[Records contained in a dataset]
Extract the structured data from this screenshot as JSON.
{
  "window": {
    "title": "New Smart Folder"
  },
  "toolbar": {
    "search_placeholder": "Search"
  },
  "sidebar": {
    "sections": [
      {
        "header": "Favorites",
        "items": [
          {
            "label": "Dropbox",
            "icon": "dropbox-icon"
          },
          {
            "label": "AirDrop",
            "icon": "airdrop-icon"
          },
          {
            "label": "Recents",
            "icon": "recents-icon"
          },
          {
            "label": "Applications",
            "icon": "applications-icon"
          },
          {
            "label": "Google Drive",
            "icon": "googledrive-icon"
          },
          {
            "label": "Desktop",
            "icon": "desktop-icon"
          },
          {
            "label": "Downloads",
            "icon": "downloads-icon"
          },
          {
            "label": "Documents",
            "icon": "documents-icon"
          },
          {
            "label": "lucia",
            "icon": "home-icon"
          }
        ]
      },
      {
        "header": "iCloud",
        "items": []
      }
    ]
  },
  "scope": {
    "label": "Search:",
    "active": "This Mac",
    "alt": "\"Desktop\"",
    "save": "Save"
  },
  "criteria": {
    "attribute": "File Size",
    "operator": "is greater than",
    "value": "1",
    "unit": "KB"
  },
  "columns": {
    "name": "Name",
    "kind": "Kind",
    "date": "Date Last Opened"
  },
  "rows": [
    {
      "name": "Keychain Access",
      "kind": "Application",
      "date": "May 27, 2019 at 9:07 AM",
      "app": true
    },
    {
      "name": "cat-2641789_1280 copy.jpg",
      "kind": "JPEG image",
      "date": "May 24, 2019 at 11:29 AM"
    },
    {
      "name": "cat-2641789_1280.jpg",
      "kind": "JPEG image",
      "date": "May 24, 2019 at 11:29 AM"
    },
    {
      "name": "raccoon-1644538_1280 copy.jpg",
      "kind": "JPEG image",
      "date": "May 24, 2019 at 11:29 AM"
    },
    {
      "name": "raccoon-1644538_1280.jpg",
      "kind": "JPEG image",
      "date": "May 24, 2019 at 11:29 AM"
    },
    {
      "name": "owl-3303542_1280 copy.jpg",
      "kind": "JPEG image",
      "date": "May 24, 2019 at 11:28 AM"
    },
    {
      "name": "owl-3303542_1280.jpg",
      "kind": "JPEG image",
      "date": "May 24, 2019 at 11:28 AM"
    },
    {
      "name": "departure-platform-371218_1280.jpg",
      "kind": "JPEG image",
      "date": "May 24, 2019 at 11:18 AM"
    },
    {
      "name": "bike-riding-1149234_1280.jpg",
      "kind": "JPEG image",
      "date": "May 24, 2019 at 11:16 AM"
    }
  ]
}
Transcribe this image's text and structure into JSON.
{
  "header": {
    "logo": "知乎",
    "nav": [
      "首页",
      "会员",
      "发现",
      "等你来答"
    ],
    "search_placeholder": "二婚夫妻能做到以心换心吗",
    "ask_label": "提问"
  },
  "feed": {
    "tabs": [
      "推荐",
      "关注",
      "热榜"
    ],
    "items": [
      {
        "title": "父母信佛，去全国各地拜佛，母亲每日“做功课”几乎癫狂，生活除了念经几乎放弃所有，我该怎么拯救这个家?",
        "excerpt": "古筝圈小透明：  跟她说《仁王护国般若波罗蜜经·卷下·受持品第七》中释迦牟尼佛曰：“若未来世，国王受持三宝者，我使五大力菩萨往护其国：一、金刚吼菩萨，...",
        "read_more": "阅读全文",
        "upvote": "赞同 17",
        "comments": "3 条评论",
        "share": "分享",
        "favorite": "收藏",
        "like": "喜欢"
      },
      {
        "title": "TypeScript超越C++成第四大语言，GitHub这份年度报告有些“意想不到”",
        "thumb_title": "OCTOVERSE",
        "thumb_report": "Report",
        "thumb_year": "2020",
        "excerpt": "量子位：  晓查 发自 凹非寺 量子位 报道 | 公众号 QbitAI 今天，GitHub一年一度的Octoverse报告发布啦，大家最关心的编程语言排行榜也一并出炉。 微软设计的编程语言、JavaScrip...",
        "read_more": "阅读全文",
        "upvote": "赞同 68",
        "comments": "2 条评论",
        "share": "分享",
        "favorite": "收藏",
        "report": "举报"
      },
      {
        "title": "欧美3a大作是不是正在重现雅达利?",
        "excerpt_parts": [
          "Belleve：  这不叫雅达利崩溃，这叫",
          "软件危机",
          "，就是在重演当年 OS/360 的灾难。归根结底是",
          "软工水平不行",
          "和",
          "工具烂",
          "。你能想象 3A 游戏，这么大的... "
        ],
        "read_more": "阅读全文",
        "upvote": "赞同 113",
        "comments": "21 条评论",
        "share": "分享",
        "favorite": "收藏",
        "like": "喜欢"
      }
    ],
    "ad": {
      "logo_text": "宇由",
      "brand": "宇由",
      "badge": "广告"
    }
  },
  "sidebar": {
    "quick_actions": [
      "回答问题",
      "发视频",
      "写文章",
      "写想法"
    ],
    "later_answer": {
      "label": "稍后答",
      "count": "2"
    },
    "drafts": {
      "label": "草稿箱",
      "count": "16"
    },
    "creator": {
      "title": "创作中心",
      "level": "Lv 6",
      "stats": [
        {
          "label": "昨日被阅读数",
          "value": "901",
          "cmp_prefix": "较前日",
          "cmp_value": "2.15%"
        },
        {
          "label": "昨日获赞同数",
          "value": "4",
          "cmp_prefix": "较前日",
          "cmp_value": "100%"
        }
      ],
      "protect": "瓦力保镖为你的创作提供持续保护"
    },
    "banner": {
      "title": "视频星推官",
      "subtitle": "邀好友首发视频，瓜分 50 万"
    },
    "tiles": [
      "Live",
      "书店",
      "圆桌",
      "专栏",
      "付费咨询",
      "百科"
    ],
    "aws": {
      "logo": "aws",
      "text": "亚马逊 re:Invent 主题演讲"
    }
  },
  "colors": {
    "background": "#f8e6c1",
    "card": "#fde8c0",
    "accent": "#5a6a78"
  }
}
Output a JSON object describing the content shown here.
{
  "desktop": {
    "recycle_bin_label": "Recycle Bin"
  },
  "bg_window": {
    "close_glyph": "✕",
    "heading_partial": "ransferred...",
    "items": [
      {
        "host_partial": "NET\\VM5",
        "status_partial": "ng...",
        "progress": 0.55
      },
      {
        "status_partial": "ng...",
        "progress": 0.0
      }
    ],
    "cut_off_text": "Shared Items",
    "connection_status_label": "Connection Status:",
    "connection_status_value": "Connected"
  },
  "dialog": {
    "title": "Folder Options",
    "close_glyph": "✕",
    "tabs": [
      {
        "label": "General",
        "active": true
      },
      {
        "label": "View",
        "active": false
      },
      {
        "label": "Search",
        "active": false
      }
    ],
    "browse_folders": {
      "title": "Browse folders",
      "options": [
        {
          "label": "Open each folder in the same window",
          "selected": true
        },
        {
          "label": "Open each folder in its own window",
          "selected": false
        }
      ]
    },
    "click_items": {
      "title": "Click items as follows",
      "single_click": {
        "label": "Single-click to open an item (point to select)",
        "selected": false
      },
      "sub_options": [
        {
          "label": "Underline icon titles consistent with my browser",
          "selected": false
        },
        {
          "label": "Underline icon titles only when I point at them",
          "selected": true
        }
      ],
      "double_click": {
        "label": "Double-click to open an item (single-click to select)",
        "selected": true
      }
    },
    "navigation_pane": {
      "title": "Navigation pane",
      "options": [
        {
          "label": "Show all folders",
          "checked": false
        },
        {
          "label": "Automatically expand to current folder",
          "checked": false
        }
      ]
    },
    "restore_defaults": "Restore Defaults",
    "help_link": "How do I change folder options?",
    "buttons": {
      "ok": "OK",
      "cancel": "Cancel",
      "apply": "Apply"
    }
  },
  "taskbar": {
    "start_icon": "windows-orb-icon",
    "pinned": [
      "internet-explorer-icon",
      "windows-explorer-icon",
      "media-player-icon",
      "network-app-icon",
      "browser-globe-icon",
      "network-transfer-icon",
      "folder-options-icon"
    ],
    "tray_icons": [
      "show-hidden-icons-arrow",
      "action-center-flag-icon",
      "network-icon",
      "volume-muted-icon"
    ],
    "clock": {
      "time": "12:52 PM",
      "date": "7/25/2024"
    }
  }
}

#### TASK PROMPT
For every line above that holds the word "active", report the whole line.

#### WORKED SOLUTION
    "active": "This Mac",
        "active": true
        "active": false
        "active": false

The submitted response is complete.